Find the lines below that contain the string "icon". Copy each one.

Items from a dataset
╭──

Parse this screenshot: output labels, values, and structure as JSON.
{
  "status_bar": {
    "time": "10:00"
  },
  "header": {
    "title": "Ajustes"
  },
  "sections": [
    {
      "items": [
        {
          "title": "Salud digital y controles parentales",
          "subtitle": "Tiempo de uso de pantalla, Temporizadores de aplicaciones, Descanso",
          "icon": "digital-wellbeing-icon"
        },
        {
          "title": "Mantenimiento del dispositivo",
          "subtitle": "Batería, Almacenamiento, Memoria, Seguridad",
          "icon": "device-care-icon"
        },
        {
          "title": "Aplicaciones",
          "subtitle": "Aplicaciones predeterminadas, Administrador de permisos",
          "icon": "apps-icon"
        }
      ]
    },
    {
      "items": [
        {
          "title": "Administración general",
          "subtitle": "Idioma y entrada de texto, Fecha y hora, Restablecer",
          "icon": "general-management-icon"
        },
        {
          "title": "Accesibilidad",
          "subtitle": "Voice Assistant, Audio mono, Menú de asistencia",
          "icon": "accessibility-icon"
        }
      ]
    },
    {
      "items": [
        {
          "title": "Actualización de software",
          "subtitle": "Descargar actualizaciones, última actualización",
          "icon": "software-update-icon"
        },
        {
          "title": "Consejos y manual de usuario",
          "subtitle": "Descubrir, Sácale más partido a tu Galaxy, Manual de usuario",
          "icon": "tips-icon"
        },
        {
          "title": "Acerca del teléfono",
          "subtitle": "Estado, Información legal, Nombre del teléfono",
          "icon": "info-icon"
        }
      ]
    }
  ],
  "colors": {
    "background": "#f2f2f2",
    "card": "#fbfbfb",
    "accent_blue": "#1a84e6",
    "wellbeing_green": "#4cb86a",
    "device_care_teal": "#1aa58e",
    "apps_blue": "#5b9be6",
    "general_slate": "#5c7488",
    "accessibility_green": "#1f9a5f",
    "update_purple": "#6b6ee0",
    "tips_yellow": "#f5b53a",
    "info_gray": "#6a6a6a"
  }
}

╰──

◆ Written answer ◆
          "icon": "digital-wellbeing-icon"
          "icon": "device-care-icon"
          "icon": "apps-icon"
          "icon": "general-management-icon"
          "icon": "accessibility-icon"
          "icon": "software-update-icon"
          "icon": "tips-icon"
          "icon": "info-icon"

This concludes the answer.